President Donald Trump announced his budget proposal Monday for fiscal year 2020, including a nearly 7% increase for the U.S. Department of Housing and Urban Development's 2019 budget proposal.
But this proposal is actually a decrease from 2019’s enacted budget. While the funding is an increase from Trump’s requested budget for 2019, it is down a whole $8.6 billion, or 16.4%, from 2019's enacted budget.
The Trump administration requested $44.1 billion for HUD, saying the funds would be used to prevent and end homelessness, invest funding to reduce lead and other home health and safety hazards and preserve the rental assistance to HUD-assisted households.
This is up 6.9% from the administration’s 2019 request of $41.24 billion. While the administration continues to increase its request for HUD’s budget each year, last year’s budget request was up 1% from 2018, Trump began his administration by slashing the department’s budget by 13.2%, or $6.2 billion.
HUD explained the president’s budget is a commitment to fiscal restraint, and targets lower value HUD programs for elimination or reduction.
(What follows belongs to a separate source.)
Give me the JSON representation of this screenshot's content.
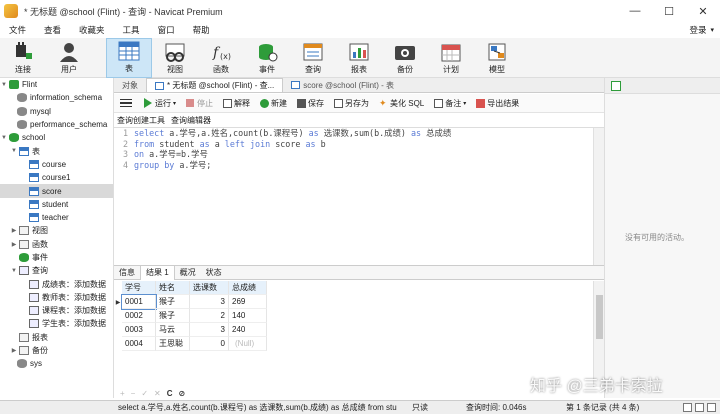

“This Budget advances our key priorities, including empowering HUD-assisted families to achieve self-sufficiency,” HUD Secretary Ben Carson said. “For generations, the idea of the federal government providing housing assistance meant only one thing—helping to pay the rent so families can have a roof over their heads.”
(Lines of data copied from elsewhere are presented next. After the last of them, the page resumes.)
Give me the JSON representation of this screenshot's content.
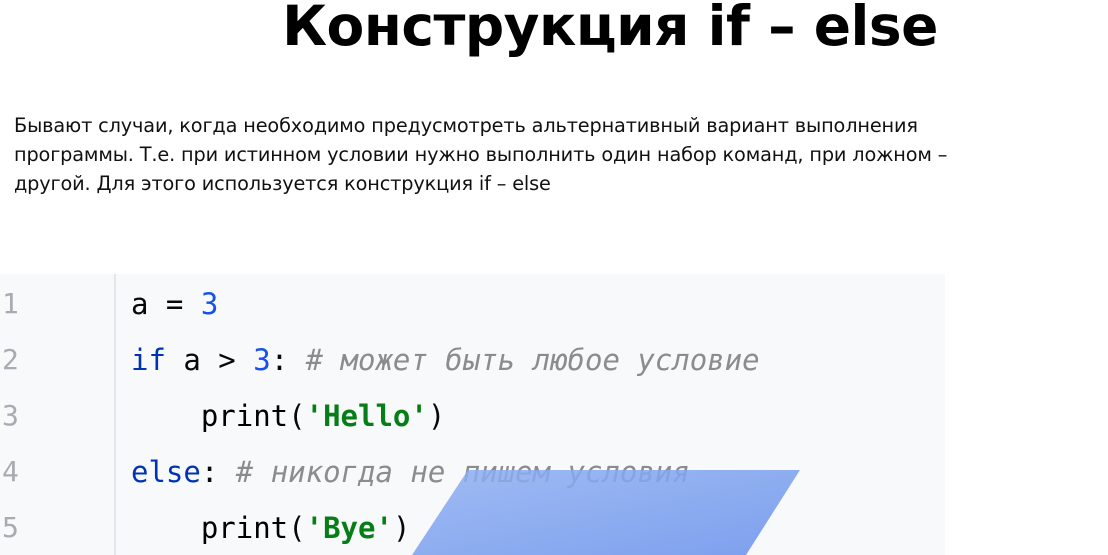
{
  "title": "Конструкция if – else",
  "paragraph": {
    "line1": "Бывают случаи, когда необходимо предусмотреть альтернативный вариант выполнения",
    "line2": "программы. Т.е. при истинном условии нужно выполнить один набор команд, при ложном –",
    "line3": "другой. Для этого используется конструкция if – else"
  },
  "code": {
    "line_numbers": [
      "1",
      "2",
      "3",
      "4",
      "5"
    ],
    "lines": [
      {
        "var": "a",
        "op": " = ",
        "num": "3"
      },
      {
        "kw": "if",
        "rest": " a > ",
        "num": "3",
        "colon": ":",
        "comment": " # может быть любое условие"
      },
      {
        "indent": "    ",
        "fn": "print",
        "open": "(",
        "str": "'Hello'",
        "close": ")"
      },
      {
        "kw": "else",
        "colon": ":",
        "comment": " # никогда не пишем условия"
      },
      {
        "indent": "    ",
        "fn": "print",
        "open": "(",
        "str": "'Bye'",
        "close": ")"
      }
    ]
  }
}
“But we must also think about how we can help families to access financial programs, educational opportunities and higher paying jobs,” Carson said. “In short, we must think beyond investing in bricks and mortar, and think about investing in people.”
Some of the programs HUD’s proposed 2020 budget supports include:
Ending homelessness: The budget calls for $2.6 billion to support local housing and service programs that assist those living in shelters and on the streets. This funding request is up $215 million, or 9%, from the 2019 budget request.
Promoting health: The administration asked for $290 million to put toward HUD’s Office of Lead Hazard Control and Healthy Homes. It is double the funding Trump requested in 2019, and seeks to protect families from potentially dangerous lead-based paint or other safety hazards.
Rent assistance: The budget request includes $22.2 billion for the department’s Housing Choice Voucher Program, which will allow local Public Housing Authorities to maintain support of about 2.2 million families. It represents a 7.6% increase from the 2019 budget request. It also includes $12 billion to renew renal subsidies to privately owned multifamily housing developments through the project-based Rental Assistance Program, an $874 million increase from the last budget request.
Elderly and disabled: The budget requests $644 million for its Housing for the Elderly program and $157 million for its Housing for Persons with Disabilities program. This represents increases of $43 million and $17 million, respectively.
But the budget also works toward reform in its multifamily sector. HUD claims its rental assistance programs create disincentives to employment and impose large administrative burdens for Public Housing Authorities, private owners and tenants.
Back in April 2018, HUD proposed to reform its rental assistance programs through the Making Affordable Housing Work Act, which it submitted to Congress. Now, this new budget incorporates those reforms.
These reforms include increased tenant rent contributions for those able to work, not including elderly/disabled households, reduced frequency of income re-certifications and additional flexibilities for public housing authorities and property owners to develop alternative rent structures. In addition, the budget proposes uniform work for work-able households, while exempting the elderly, the disabled, those caring for a disabled family member or small child and pregnant women.
The budget asks for $62.3 million to support its fair housing initiative, unchanged from its request for 2019.
But despite these increases, the budget did cut some programs HUD described as “lower value.” And again, these increased are from the proposed levels for 2019, and some housing groups are not on board.
“President Donald Trump’s fiscal year 2020 budget request – released today – proposes to drastically cut housing benefits that help millions of low-income seniors, people with disabilities, families with children, veterans and other vulnerable people afford their homes,” said Diane Yentel, National Low Income Housing Coalition president and CEO.
“Like his other budget requests in FY18 and FY19, the proposal would reduce housing benefits for the lowest-income people by slashing federal investments in affordable homes, increasing rents and imposing harmful work requirements on America’s struggling families,” Yentel said. “If enacted, it could leave even more low-income people without stable homes, undermining family stability, increasing evictions, and, in worst cases, leading to more homelessness.”